I’m not an alcoholic, but have definitely abused alcohol in the past and finally realized drinking was something I shouldn’t do. I do sometimes want one, but luckily, God has provided things such as smoothies, fruit drinks, and non-alcoholic beer which let me have the taste I like and would miss, without having the unwanted alcohol too. That makes me happy. I’ve learned that a lot of times when we sacrifice something, God provides us with something just as good or even better to replace it.
I often make lists of what I need to do and then find satisfaction in checking things off as I complete them. It may take a long time to get to things. Sometimes I have to create a second list for more long term items or I keep making new lists and the same things wind up on the new ones. Making lists helps me prioritize what needs to be done first and is most important from things that can wait. It also helps me group like tasks together so that I can maximize my time and am not running back and forth across town. It helps me develop a strategy and plan to get things done.

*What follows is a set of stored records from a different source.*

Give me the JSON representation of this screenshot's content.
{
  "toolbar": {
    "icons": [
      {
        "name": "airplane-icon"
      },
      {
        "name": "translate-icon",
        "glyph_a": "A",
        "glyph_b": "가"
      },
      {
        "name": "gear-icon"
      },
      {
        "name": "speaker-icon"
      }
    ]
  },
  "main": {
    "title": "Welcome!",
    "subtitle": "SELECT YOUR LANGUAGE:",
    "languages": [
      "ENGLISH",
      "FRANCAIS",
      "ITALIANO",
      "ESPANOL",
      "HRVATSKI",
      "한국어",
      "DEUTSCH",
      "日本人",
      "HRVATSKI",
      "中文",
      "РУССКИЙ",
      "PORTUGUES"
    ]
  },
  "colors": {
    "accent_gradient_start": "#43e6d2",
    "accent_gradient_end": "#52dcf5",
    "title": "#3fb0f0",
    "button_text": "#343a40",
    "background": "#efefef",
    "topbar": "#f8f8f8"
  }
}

Often times, for me, just getting started (like doing work at home, or studying, or chores, or especially mowing the lawn) is the hardest part. Most of the time once I’m doing it, I end up enjoying what I thought would be unpleasant or seemed to be too large of a job. Once I actually get started I can spend hours happily doing the task and it is not as bad as I envisioned. Procrastination and inactivity only makes the dread worse and builds up the anxiety and makes it seem more daunting than it really is.

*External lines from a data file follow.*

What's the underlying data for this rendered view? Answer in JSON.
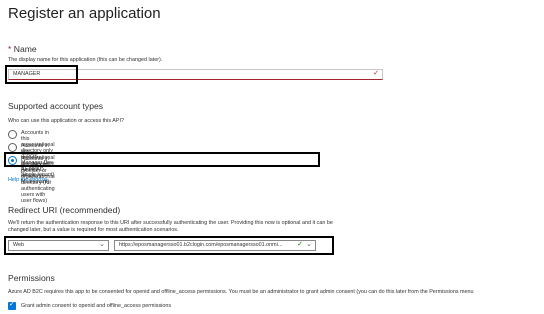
{
  "header": {
    "title": "Register an application",
    "more_label": "···"
  },
  "name_section": {
    "required_mark": "*",
    "label": "Name",
    "description": "The display name for this application (this can be changed later).",
    "input_value": "MANAGER",
    "valid_icon": "✓"
  },
  "account_types": {
    "heading": "Supported account types",
    "question": "Who can use this application or access this API?",
    "options": [
      {
        "label": "Accounts in this organizational directory only (EPOS Manager Dev 01 only - Single tenant)",
        "selected": false
      },
      {
        "label": "Accounts in any organizational directory (Any Azure AD directory – Multitenant)",
        "selected": false
      },
      {
        "label": "Accounts in any identity provider or organizational directory (for authenticating users with user flows)",
        "selected": true
      }
    ],
    "help_link": "Help me choose..."
  },
  "redirect": {
    "heading": "Redirect URI (recommended)",
    "description_line1": "We'll return the authentication response to this URI after successfully authenticating the user. Providing this now is optional and it can be",
    "description_line2": "changed later, but a value is required for most authentication scenarios.",
    "platform_value": "Web",
    "uri_value": "https://eposmanagersso01.b2clogin.com/eposmanagersso01.onmi...",
    "chevron_icon": "chevron-down-icon",
    "valid_icon": "✓"
  },
  "permissions": {
    "heading": "Permissions",
    "description": "Azure AD B2C requires this app to be consented for openid and offline_access permissions. You must be an administrator to grant admin consent (you can do this later from the Permissions menu",
    "checkbox_label": "Grant admin consent to openid and offline_access permissions",
    "checkbox_checked": true
  },
  "colors": {
    "accent": "#0078d4",
    "error": "#a4262c",
    "text": "#323130",
    "highlight": "#000000"
  }
}
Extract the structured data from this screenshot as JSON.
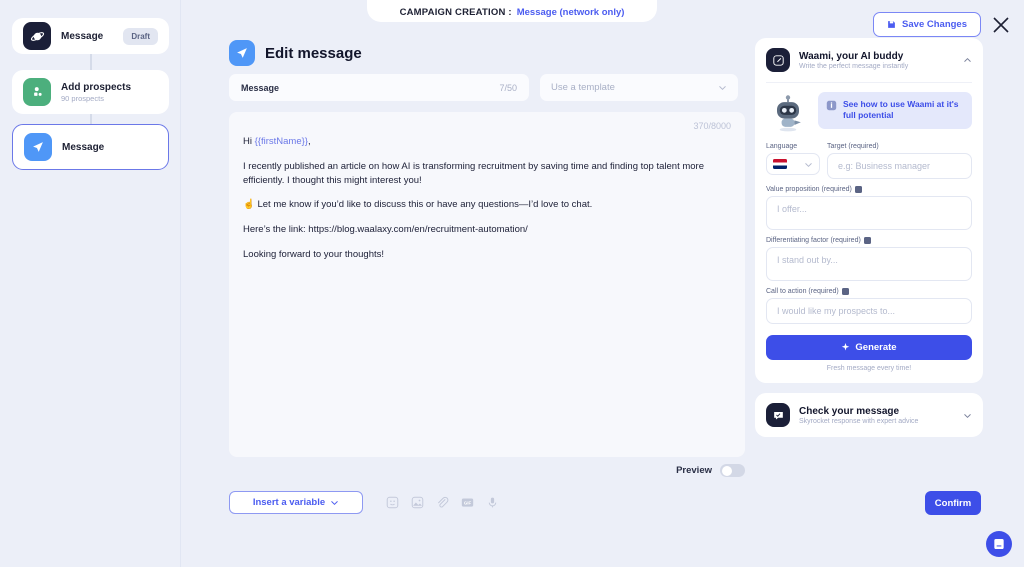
{
  "header": {
    "label": "CAMPAIGN CREATION :",
    "campaign_name": "Message (network only)",
    "save_label": "Save Changes",
    "save_icon": "save-disk-icon",
    "close_icon": "close-icon"
  },
  "sidebar": {
    "steps": [
      {
        "title": "Message",
        "subtitle": "",
        "badge": "Draft",
        "icon": "planet-icon",
        "icon_bg": "#1b1f38",
        "selected": false
      },
      {
        "title": "Add prospects",
        "subtitle": "90 prospects",
        "badge": "",
        "icon": "people-icon",
        "icon_bg": "#4caf7d",
        "selected": false
      },
      {
        "title": "Message",
        "subtitle": "",
        "badge": "",
        "icon": "send-icon",
        "icon_bg": "#4f97f7",
        "selected": true
      }
    ]
  },
  "main": {
    "title": "Edit message",
    "title_icon": "send-icon",
    "message_name_label": "Message",
    "message_name_count": "7/50",
    "template_placeholder": "Use a template",
    "char_count": "370/8000",
    "message_body": {
      "greeting_prefix": "Hi ",
      "greeting_variable": "{{firstName}}",
      "greeting_suffix": ",",
      "paragraphs": [
        "I recently published an article on how AI is transforming recruitment by saving time and finding top talent more efficiently. I thought this might interest you!",
        "☝ Let me know if you’d like to discuss this or have any questions—I’d love to chat.",
        "Here’s the link: https://blog.waalaxy.com/en/recruitment-automation/",
        "Looking forward to your thoughts!"
      ]
    },
    "preview_label": "Preview",
    "preview_on": false,
    "insert_variable_label": "Insert a variable",
    "toolbar_icons": [
      "emoji-icon",
      "image-icon",
      "attachment-icon",
      "gif-icon",
      "voice-note-icon"
    ],
    "confirm_label": "Confirm"
  },
  "right_panel": {
    "waami": {
      "title": "Waami, your AI buddy",
      "subtitle": "Write the perfect message instantly",
      "icon": "pencil-square-icon",
      "chevron": "chevron-up-icon",
      "mascot": "robot-mascot-icon",
      "banner_text": "See how to use Waami at it's full potential",
      "banner_icon": "info-icon",
      "language_label": "Language",
      "language_flag": "uk-flag-icon",
      "target_label": "Target (required)",
      "target_placeholder": "e.g: Business manager",
      "fields": [
        {
          "label": "Value proposition (required)",
          "placeholder": "I offer...",
          "tip_icon": "tooltip-icon"
        },
        {
          "label": "Differentiating factor (required)",
          "placeholder": "I stand out by...",
          "tip_icon": "tooltip-icon"
        },
        {
          "label": "Call to action (required)",
          "placeholder": "I would like my prospects to...",
          "tip_icon": "tooltip-icon"
        }
      ],
      "generate_label": "Generate",
      "generate_icon": "sparkle-icon",
      "generate_note": "Fresh message every time!"
    },
    "check_message": {
      "title": "Check your message",
      "subtitle": "Skyrocket response with expert advice",
      "icon": "message-check-icon",
      "chevron": "chevron-down-icon"
    }
  },
  "chat_bubble": {
    "icon": "chat-widget-icon"
  },
  "colors": {
    "brand_blue": "#3d4ee8",
    "link_blue": "#4b5cf0",
    "page_bg": "#eceff8",
    "dark_navy": "#1b1f38",
    "green": "#4caf7d",
    "light_blue": "#4f97f7"
  }
}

In the past coming up with a schedule for working out and sticking to it was what helped me be the most successful. I try to do that now, but all too often life seems to get in the way of my plans. Sometimes it is other obligations, but more often I think I’m too tired to exercise. However, when I push myself to do it anyway, although I’m still tired afterward, it’s different. I feel invigorated and energized and healthier. When I string several days together at the gym I feel better and begin to really see the difference.

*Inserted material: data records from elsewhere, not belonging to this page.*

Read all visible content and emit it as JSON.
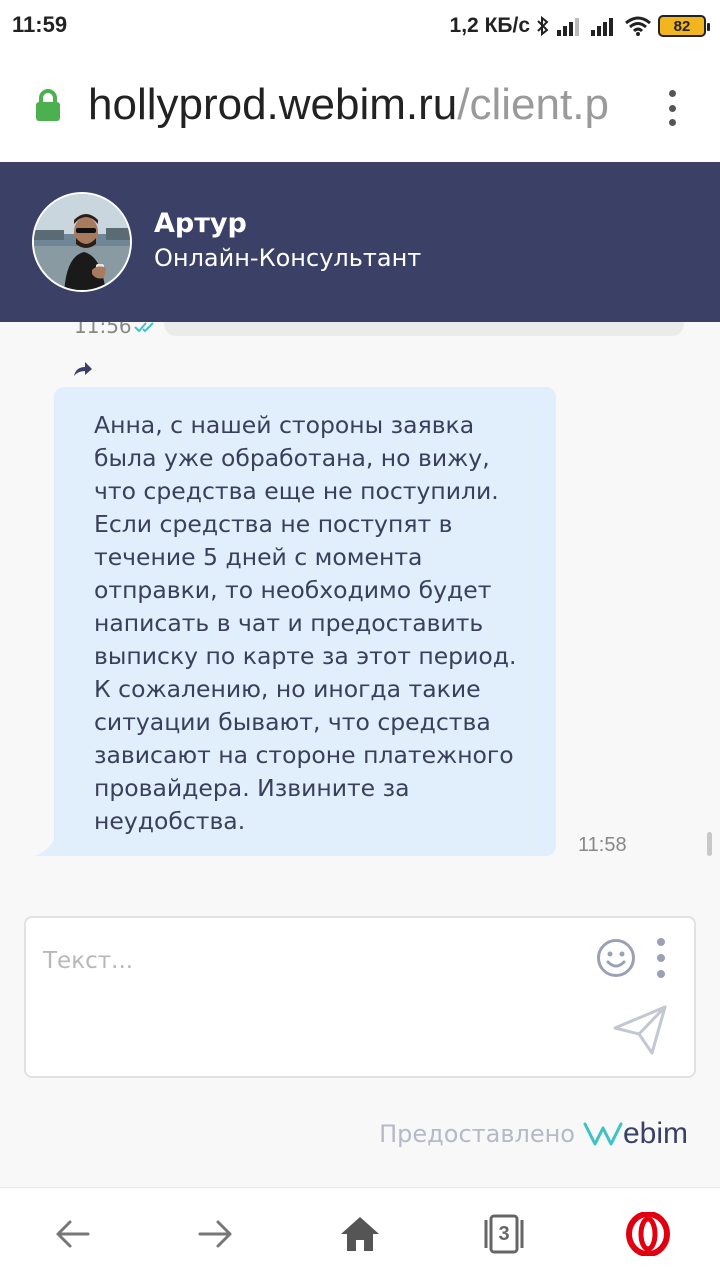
{
  "status_bar": {
    "time": "11:59",
    "network_speed": "1,2 КБ/с",
    "battery_level": "82"
  },
  "browser": {
    "url_domain": "hollyprod.webim.ru",
    "url_path": "/client.p",
    "tab_count": "3"
  },
  "chat_header": {
    "agent_name": "Артур",
    "agent_role": "Онлайн-Консультант"
  },
  "chat": {
    "previous_message_time": "11:56",
    "message_text": "Анна, с нашей стороны заявка была уже обработана, но вижу, что средства еще не поступили. Если средства не поступят в течение 5 дней с момента отправки, то необходимо будет написать в чат и предоставить выписку по карте за этот период. К сожалению, но иногда такие ситуации бывают, что средства зависают на стороне платежного провайдера. Извините за неудобства.",
    "message_time": "11:58"
  },
  "composer": {
    "placeholder": "Текст..."
  },
  "footer": {
    "powered_by": "Предоставлено",
    "brand_rest": "ebim"
  },
  "colors": {
    "header_bg": "#3b4066",
    "bubble_bg": "#e1eefb",
    "chat_bg": "#f8f8f8",
    "lock_green": "#4caf50",
    "opera_red": "#e0000f",
    "read_check": "#3cc3c8"
  },
  "icons": [
    "lock-icon",
    "browser-menu-icon",
    "double-check-icon",
    "forward-icon",
    "emoji-icon",
    "more-options-icon",
    "send-icon",
    "back-arrow-icon",
    "forward-arrow-icon",
    "home-icon",
    "tabs-icon",
    "opera-icon"
  ]
}
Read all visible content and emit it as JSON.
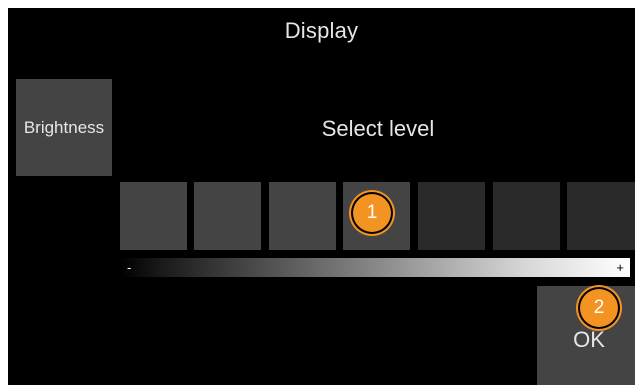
{
  "screen": {
    "title": "Display",
    "side_tab_label": "Brightness",
    "prompt": "Select level"
  },
  "brightness": {
    "total_levels": 7,
    "selected_level": 4,
    "scale_min_label": "-",
    "scale_max_label": "+"
  },
  "ok_button": {
    "label": "OK"
  },
  "markers": [
    {
      "label": "1"
    },
    {
      "label": "2"
    }
  ],
  "colors": {
    "background": "#000000",
    "tile_active": "#444444",
    "tile_inactive": "#2a2a2a",
    "marker": "#f39322",
    "text": "#e6e6e6"
  }
}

I think and have read that self-discipline is doing things we know we should do even when we don’t want to or feel like it. It’s also self-deprivation which is not fun but necessary. It doesn’t have to mean you can’t be nice to yourself by moderation or finding other rewards, but sometimes moderation is not possible because we can’t handle it and will backslide and sabotage ourselves because yes, we are just that weak.
But self-discipline is not just about changing bad habits. It is also necessary to accomplish the goals we set for ourselves such as finishing a degree or getting a certain job, saving for a car, paying off debt, or any number of things which make our life better or are dreams we have which may have seemed unlikely in the past. With hard work, determination, and self-discipline, we can do most things we set our mind to if they are part of God’s plan for us.
Well, this is getting pretty long, so I’ll post the prayer and the Bible verses that go along with this in my next blog.